Arthur Lloyd was 80 years before his time. The fact that no one’s ever heard of Arthur Lloyd is a real shame, but that’s why you come to me for enlightenment.
If you’ve ever seen an episode of “America’s Got Talent,” then you know something about the theatrical world that produced Arthur Lloyd. The audience watches a show with multiple performers, each with a different gift. Singers share the stage with jugglers, who exit to make way for acrobats, who come on before tap dancers, who yield the floor to ventriloquists, who take their bows while the dog act is warming up. And on it goes.
Today we put it all on television and give prizes and Vegas contracts to the winners. A century ago, they called it vaudeville. Arthur Lloyd was one of the thousands of specialized talents who traveled the country appearing in one live variety show after the next.
He walked onto the stage like a college professor, wearing an academic robe and mortar-board. Introducing himself, he asked members of the audience to call out the names of playing cards. Someone shouted out “the King of Clubs,” and without looking, Lloyd reached in a coat pocket and pulled out the very card. “Eight of Hearts,” someone else yelled, and, with his eyes closed, Lloyd knew exactly where to reach for the card in his pocket. This went on for a while, just long enough for the audience to realize two things. First, that Arthur Lloyd had cards stashed all over his body and knew where each one was. And second, that he needed a better hobby.
But that’s when things got interesting. Lloyd then asked the spectators to call out ANY type of printed item that could be kept in a coat pocket. A laundry receipt. Alimony papers. An insurance policy. A bill from Delmonico’s restaurant in New York City. A ticket from the night the White Sox won the World Series. And believe it or not, Arthur Lloyd pulled every one of these items from a hidden pocket without looking. He specialized in membership cards. The boy scouts, the Elks lodge, the Audubon Society. If a person could belong to it, Lloyd had a card, and the more obscure the organization, the more amazed audiences were that he was a member.
He once was asked to produce a card from the Society for the Prevention of Disparaging Remarks about Brooklyn. He had it. And not a moment too soon, since the Society eventually folded, unable to stop the disparaging remarks. Which is so typical of quitters from Brooklyn.
He was billed as the “Human Card Index.” So what was his system? Actually, he had no system. His coat had 40 pockets containing 15,000 items and weighed over 100 pounds. He just knew where each item was located and could find it—without peeking—in seconds.
But now, a century later, you too can amaze your friends with the contents of your clothing. Last week I saw a TV commercial for the Scott-e-Vest. It’s a light-weight, zip-up jacket that has plenty of specially designed inside compartments for your stuff. Since the average 21st century American carries around enough electronic equipment to coordinate the invasion of a small country, the Scott-e-Vest replaces the backpack as the new way to tote what you need.

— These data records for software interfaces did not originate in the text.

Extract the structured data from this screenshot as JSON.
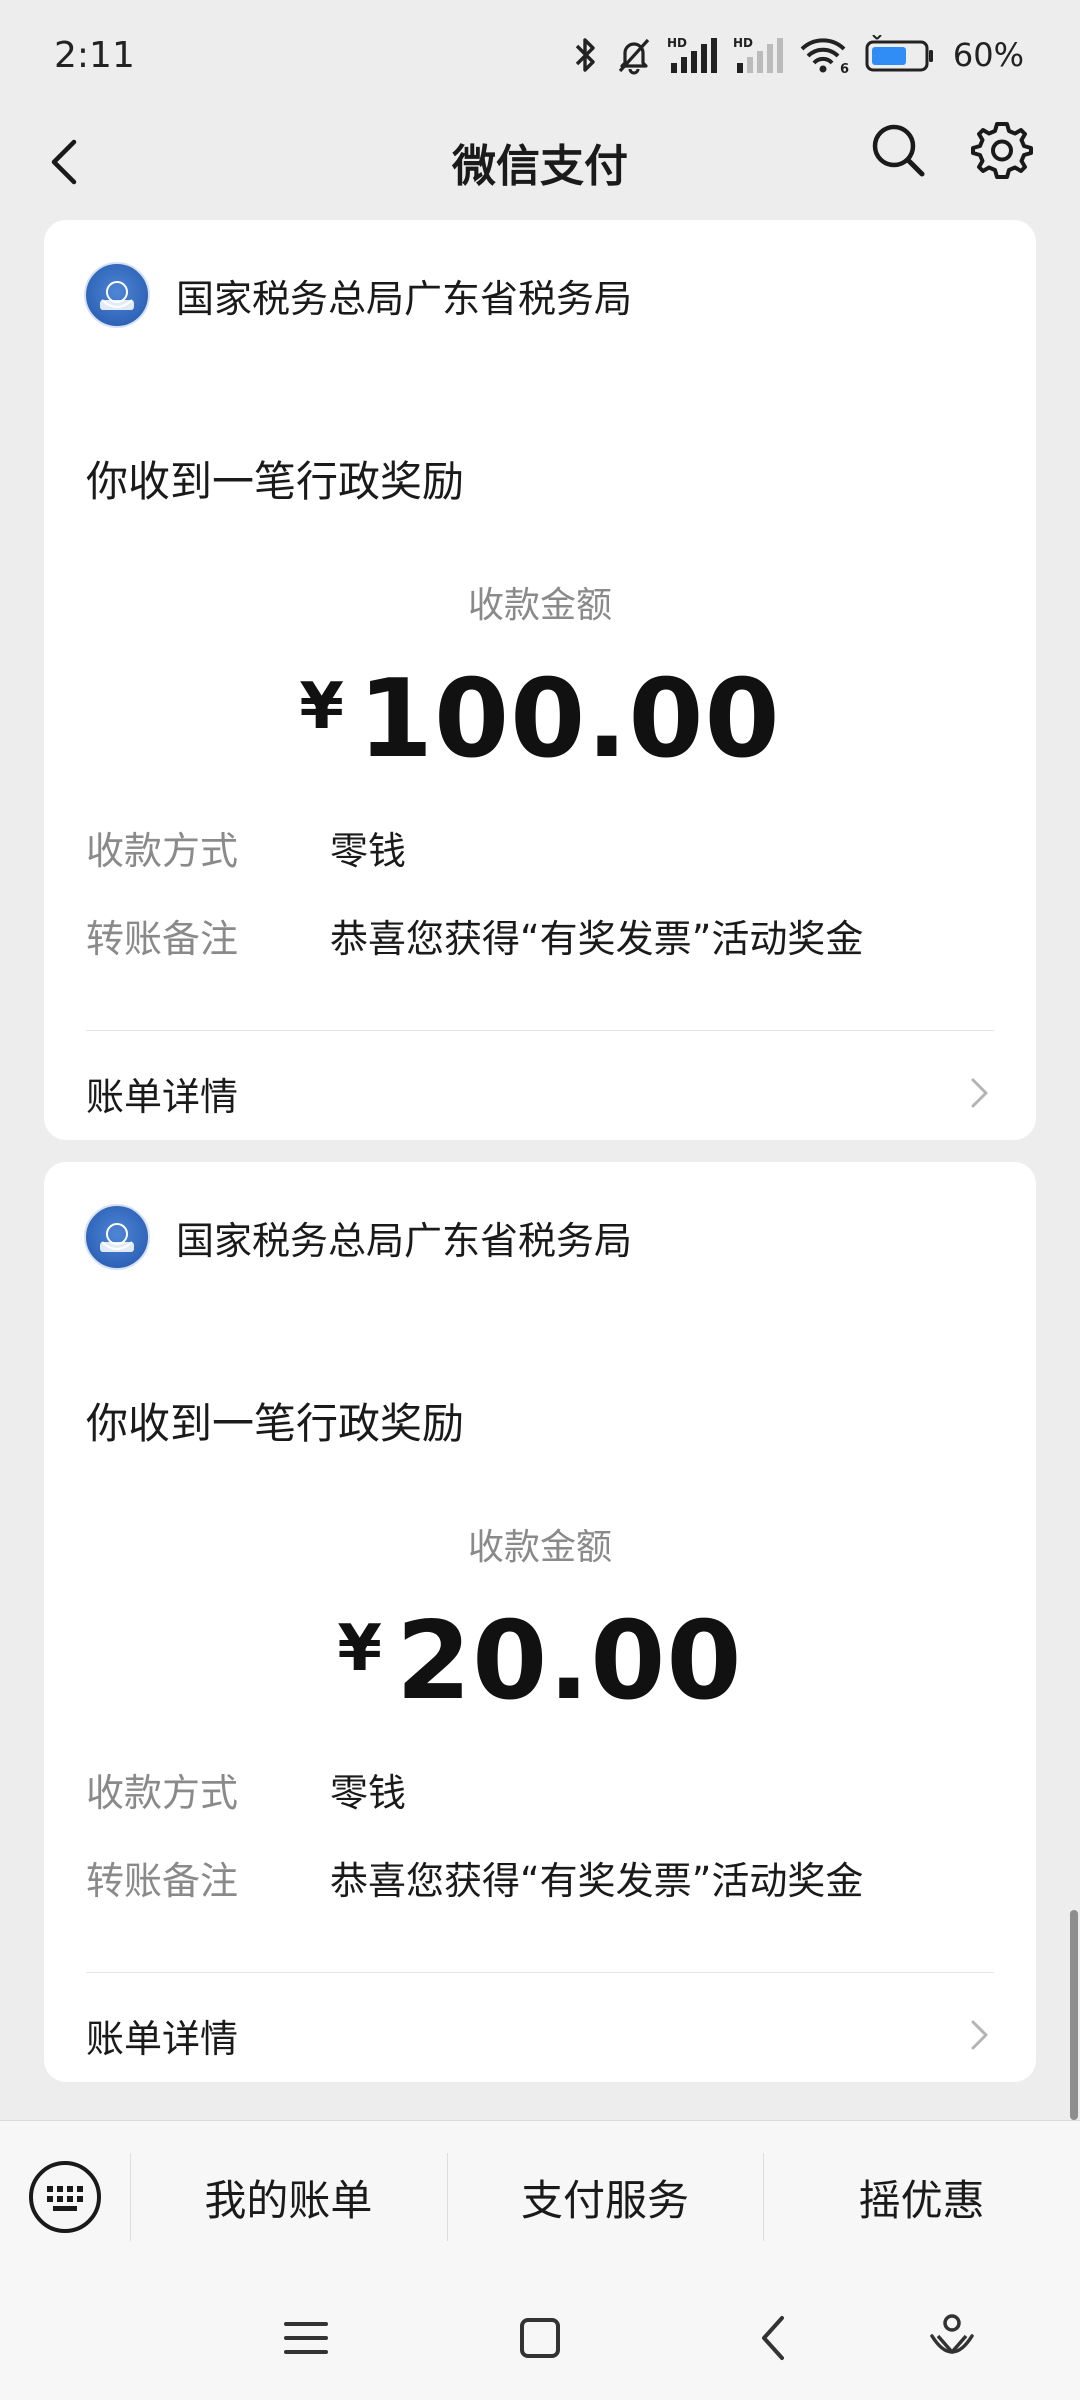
{
  "status_bar": {
    "time": "2:11",
    "battery_percent": "60%",
    "icons": [
      "bluetooth-icon",
      "mute-bell-icon",
      "hd-signal-icon",
      "hd-signal-weak-icon",
      "wifi-icon",
      "battery-icon"
    ]
  },
  "header": {
    "title": "微信支付",
    "icons": [
      "back-arrow-icon",
      "search-icon",
      "gear-icon"
    ]
  },
  "cards": [
    {
      "merchant": "国家税务总局广东省税务局",
      "notice_title": "你收到一笔行政奖励",
      "amount_label": "收款金额",
      "currency": "¥",
      "amount": "100.00",
      "method_label": "收款方式",
      "method_value": "零钱",
      "note_label": "转账备注",
      "note_value": "恭喜您获得“有奖发票”活动奖金",
      "detail_label": "账单详情"
    },
    {
      "merchant": "国家税务总局广东省税务局",
      "notice_title": "你收到一笔行政奖励",
      "amount_label": "收款金额",
      "currency": "¥",
      "amount": "20.00",
      "method_label": "收款方式",
      "method_value": "零钱",
      "note_label": "转账备注",
      "note_value": "恭喜您获得“有奖发票”活动奖金",
      "detail_label": "账单详情"
    }
  ],
  "bottom_menu": {
    "items": [
      "我的账单",
      "支付服务",
      "摇优惠"
    ],
    "keyboard_icon": "keyboard-icon"
  },
  "nav_bar": {
    "icons": [
      "menu-icon",
      "home-square-icon",
      "back-chevron-icon",
      "assistant-icon"
    ]
  },
  "colors": {
    "background": "#ededed",
    "card": "#ffffff",
    "text_primary": "#1a1a1a",
    "text_secondary": "#8a8a8a",
    "logo_blue": "#2f64b8"
  }
}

One pocket is perfectly sized for your iPad; another snugly fits your smart phone. Your keys have their own space, as do your ear buds, as does your money, your water bottle, your pen, your sunglasses, your granola bars that you think are healthy but that have, like, six layers of chocolate, and so much more.
Now parents no longer have to hitch a trailer to the SUV to carry around all those pounds of baby supplies. Mom and Dad can simply stash the wet wipes, sippy cups, bibs, binkies, diapers, Vaseline, chew toys and whatnot—all hidden in discrete bulges around their upper body.

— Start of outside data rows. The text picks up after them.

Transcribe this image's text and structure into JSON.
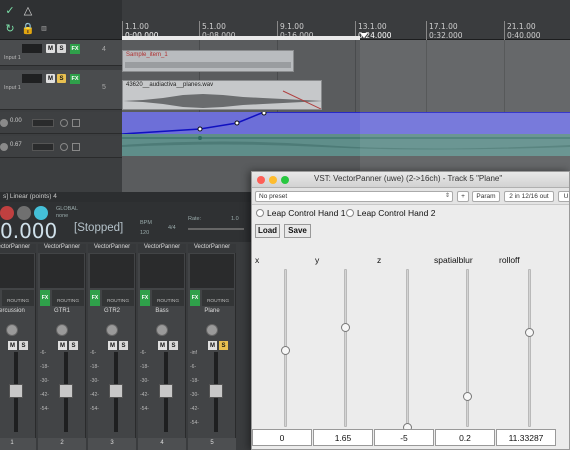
{
  "arrange": {
    "ruler": [
      {
        "bar": "1.1.00",
        "time": "0:00.000"
      },
      {
        "bar": "5.1.00",
        "time": "0:08.000"
      },
      {
        "bar": "9.1.00",
        "time": "0:16.000"
      },
      {
        "bar": "13.1.00",
        "time": "0:24.000"
      },
      {
        "bar": "17.1.00",
        "time": "0:32.000"
      },
      {
        "bar": "21.1.00",
        "time": "0:40.000"
      }
    ],
    "item1_title": "Sample_item_1",
    "item2_title": "43620__audiactiva__planes.wav",
    "envelope_values": [
      "0.00",
      "0.67"
    ]
  },
  "tracks": [
    {
      "num": "4",
      "io": "Input 1"
    },
    {
      "num": "5",
      "io": "Input 1"
    }
  ],
  "mixer": {
    "header": "s] Linear (points) 4",
    "time": "0.000",
    "status": "[Stopped]",
    "bpm_label": "BPM",
    "bpm": "120",
    "sig": "4/4",
    "rate_label": "Rate:",
    "rate": "1.0",
    "global_label": "GLOBAL",
    "global_mode": "none",
    "strips": [
      {
        "insert": "VectorPanner",
        "name": "ercussion",
        "num": "1"
      },
      {
        "insert": "VectorPanner",
        "name": "GTR1",
        "num": "2"
      },
      {
        "insert": "VectorPanner",
        "name": "GTR2",
        "num": "3"
      },
      {
        "insert": "VectorPanner",
        "name": "Bass",
        "num": "4"
      },
      {
        "insert": "VectorPanner",
        "name": "Plane",
        "num": "5"
      }
    ],
    "meter_ticks": [
      "-6-",
      "-18-",
      "-30-",
      "-42-",
      "-54-"
    ],
    "meter_ticks_plane": [
      "-inf",
      "-6-",
      "-18-",
      "-30-",
      "-42-",
      "-54-"
    ],
    "fx_label": "FX",
    "routing_label": "ROUTING"
  },
  "vst": {
    "title": "VST: VectorPanner (uwe) (2->16ch) - Track 5 \"Plane\"",
    "preset": "No preset",
    "plus": "+",
    "param": "Param",
    "io": "2 in 12/16 out",
    "extra": "UI",
    "radio1": "Leap Control Hand 1",
    "radio2": "Leap Control Hand 2",
    "load": "Load",
    "save": "Save",
    "channels": [
      {
        "label": "x",
        "value": "0",
        "level": 0.5
      },
      {
        "label": "y",
        "value": "1.65",
        "level": 0.65
      },
      {
        "label": "z",
        "value": "-5",
        "level": 0.0
      },
      {
        "label": "spatialblur",
        "value": "0.2",
        "level": 0.2
      },
      {
        "label": "rolloff",
        "value": "11.33287",
        "level": 0.62
      }
    ]
  }
}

Yes, you will walk around like C-3PO. Yes, it will take you 45 minutes to de-vest for airport security. Yes, you will essentially become a traveling kitchen drawer. But, the sleeves are detachable. Which will help you more easily grab your back when the pain hits. And if you visit Niagara Falls wearing a loaded Scott-e-Vest, try not to lean forward.
The real benefit, though, is that you can finally say goodbye to the fanny pack, that fashion statement for Disneyland tourists that might as well have “Please rob me” printed on it.
The people at Scott-e-Vest are serious about their paramilitary gear. I visited the website, and within seconds an email popped-up, asking if I had any questions about the product. It was signed “Jim Doolittle, Pocket Professional.” Yet another career opportunity for college grads.
So eat your heart out, Arthur Lloyd. Now everyone will be walking around like Mary Poppins, pulling random objects from their jackets to dazzle bystanders. The only thing left will be for all of them to compete on a new show called “America’s Got Baggage.”